**Directions**.
A complete answer lists every line of the entries below where the string "умолчанию" appears.

**Information**.
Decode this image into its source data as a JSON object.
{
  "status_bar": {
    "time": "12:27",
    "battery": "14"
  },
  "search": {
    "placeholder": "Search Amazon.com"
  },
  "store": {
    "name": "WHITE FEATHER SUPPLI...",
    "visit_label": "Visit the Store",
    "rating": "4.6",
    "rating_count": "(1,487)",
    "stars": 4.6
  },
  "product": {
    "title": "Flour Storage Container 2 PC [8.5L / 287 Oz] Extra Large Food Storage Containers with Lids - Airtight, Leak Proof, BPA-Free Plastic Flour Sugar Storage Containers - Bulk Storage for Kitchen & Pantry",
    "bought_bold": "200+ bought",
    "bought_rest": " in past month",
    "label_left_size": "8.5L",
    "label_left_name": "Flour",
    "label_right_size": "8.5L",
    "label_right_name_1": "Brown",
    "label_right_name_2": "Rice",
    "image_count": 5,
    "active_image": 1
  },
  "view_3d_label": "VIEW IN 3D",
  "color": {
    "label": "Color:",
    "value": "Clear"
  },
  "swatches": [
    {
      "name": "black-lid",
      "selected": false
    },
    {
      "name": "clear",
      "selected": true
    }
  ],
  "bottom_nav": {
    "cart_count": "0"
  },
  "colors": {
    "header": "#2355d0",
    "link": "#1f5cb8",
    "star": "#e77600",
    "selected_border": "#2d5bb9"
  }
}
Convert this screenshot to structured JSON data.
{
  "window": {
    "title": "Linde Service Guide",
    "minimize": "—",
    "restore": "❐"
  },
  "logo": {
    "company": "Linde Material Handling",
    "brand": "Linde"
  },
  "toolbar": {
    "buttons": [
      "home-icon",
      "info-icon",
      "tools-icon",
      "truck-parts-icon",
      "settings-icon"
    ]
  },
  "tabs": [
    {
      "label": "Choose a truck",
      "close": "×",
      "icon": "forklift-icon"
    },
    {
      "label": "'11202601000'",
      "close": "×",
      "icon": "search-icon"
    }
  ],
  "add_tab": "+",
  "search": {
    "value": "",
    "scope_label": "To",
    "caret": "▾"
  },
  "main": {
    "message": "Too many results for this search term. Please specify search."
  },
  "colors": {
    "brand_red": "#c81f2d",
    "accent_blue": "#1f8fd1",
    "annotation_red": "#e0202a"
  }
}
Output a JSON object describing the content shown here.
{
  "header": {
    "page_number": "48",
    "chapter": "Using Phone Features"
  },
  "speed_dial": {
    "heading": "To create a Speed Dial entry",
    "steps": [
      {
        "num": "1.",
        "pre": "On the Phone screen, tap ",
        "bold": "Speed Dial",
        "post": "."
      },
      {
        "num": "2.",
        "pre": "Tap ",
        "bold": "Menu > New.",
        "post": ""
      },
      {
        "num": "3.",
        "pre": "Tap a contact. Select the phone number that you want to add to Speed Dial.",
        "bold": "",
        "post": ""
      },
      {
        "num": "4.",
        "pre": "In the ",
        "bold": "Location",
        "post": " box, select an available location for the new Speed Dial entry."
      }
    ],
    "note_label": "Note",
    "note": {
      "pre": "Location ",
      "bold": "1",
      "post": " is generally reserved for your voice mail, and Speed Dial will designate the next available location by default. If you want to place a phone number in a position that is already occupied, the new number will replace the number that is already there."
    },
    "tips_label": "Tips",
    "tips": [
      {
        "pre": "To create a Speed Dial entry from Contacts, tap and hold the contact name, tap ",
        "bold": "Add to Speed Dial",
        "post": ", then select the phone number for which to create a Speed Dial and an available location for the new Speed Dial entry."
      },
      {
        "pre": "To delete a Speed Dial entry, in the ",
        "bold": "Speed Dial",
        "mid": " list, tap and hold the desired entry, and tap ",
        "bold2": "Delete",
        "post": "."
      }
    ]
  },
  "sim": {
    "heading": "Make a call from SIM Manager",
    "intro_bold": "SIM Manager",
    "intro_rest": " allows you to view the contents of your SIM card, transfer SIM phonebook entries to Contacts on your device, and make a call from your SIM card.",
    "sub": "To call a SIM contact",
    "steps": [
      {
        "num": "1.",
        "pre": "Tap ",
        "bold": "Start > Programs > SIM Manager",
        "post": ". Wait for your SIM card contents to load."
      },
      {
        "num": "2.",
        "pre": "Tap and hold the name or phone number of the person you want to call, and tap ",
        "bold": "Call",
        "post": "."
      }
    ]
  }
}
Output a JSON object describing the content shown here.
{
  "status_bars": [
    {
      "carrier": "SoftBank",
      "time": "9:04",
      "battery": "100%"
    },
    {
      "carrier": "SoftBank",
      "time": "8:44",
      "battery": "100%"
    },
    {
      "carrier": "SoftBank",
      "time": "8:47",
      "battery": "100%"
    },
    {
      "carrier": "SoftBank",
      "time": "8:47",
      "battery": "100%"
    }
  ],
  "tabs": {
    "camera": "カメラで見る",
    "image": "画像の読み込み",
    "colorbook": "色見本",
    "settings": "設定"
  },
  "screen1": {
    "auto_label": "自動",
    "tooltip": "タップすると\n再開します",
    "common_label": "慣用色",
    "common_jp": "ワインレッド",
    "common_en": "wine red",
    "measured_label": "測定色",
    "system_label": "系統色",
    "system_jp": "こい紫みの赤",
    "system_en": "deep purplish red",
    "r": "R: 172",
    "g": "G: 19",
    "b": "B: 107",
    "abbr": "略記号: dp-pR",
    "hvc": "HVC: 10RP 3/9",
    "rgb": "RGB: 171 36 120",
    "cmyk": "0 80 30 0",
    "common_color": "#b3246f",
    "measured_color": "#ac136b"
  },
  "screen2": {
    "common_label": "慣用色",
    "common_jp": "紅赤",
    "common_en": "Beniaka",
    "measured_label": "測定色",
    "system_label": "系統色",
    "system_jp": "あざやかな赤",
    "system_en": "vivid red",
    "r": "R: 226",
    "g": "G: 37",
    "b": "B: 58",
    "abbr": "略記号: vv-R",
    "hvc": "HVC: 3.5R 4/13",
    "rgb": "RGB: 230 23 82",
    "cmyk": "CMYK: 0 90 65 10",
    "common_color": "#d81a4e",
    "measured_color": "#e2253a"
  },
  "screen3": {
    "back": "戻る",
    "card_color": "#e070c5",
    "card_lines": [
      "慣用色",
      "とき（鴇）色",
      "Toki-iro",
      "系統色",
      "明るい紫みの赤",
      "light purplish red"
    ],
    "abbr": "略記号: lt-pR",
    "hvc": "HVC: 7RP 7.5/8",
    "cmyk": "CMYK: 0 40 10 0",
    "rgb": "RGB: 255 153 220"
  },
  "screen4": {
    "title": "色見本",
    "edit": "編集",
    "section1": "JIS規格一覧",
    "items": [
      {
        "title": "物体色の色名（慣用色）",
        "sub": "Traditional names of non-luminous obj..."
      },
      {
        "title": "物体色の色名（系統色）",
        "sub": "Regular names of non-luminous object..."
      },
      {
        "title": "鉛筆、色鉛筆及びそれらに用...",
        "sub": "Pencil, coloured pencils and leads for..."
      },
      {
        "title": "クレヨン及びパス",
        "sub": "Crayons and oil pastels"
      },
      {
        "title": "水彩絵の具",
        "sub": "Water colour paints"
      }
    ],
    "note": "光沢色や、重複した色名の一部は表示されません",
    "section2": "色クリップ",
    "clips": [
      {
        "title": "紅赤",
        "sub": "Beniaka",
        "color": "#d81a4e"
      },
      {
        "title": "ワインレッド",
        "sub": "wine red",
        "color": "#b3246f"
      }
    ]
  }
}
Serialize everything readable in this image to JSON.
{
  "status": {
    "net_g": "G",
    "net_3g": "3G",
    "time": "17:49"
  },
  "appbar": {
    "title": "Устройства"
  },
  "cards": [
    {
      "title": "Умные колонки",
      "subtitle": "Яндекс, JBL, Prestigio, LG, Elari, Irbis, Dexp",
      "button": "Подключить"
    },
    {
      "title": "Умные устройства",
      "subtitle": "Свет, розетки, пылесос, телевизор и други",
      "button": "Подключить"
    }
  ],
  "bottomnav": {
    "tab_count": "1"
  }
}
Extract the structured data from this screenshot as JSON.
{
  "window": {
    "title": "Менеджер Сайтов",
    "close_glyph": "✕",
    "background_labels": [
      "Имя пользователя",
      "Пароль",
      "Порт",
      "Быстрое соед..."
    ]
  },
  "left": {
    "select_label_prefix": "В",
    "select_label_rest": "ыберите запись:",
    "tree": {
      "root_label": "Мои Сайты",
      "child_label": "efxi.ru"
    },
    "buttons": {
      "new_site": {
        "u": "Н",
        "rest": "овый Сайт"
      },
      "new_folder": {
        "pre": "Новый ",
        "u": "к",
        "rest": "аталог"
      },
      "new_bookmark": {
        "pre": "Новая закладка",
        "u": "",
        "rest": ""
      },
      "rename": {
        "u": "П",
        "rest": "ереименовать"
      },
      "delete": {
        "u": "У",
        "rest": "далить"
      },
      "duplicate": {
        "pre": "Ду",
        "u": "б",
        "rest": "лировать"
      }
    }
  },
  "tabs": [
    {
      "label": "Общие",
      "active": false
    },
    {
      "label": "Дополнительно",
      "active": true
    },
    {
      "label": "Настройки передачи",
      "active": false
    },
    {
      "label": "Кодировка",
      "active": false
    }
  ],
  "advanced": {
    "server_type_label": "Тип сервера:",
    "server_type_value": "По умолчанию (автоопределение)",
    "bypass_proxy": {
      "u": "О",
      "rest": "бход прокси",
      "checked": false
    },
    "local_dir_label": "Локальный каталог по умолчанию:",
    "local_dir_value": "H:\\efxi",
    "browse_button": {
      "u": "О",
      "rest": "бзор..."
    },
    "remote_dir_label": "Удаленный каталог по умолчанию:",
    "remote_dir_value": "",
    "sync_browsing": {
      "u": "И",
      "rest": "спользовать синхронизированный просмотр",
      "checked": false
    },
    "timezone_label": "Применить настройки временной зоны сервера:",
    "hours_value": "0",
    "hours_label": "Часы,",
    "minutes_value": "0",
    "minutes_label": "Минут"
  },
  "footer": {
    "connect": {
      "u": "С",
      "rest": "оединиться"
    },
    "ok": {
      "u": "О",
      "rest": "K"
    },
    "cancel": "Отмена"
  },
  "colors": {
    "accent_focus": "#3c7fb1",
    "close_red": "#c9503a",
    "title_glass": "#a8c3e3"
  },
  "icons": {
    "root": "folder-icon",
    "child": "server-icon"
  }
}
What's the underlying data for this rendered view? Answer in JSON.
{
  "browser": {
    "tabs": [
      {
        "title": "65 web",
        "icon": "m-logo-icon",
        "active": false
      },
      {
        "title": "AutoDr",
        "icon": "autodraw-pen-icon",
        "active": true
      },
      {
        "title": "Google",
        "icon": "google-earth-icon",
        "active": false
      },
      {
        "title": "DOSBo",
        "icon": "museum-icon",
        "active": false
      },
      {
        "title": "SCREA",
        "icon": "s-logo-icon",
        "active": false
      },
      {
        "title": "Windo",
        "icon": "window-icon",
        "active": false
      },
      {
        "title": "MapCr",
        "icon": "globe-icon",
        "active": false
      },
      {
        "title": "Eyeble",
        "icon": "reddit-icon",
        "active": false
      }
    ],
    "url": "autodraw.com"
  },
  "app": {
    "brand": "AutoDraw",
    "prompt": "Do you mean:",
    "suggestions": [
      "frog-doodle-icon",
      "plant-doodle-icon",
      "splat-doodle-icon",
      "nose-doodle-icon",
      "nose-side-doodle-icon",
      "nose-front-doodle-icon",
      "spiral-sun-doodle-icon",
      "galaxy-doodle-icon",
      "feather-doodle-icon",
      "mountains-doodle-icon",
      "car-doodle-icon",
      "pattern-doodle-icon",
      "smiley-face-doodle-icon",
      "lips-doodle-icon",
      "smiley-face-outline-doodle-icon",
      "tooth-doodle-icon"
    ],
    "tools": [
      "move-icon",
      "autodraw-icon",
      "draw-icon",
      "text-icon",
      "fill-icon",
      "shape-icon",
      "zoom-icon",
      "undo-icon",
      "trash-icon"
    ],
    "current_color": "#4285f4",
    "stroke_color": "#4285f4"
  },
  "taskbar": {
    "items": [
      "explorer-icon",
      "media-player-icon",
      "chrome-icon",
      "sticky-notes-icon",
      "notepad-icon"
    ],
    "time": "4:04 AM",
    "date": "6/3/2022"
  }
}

**Solution to this task**.
    "server_type_value": "По умолчанию (автоопределение)",
    "local_dir_label": "Локальный каталог по умолчанию:",
    "remote_dir_label": "Удаленный каталог по умолчанию:",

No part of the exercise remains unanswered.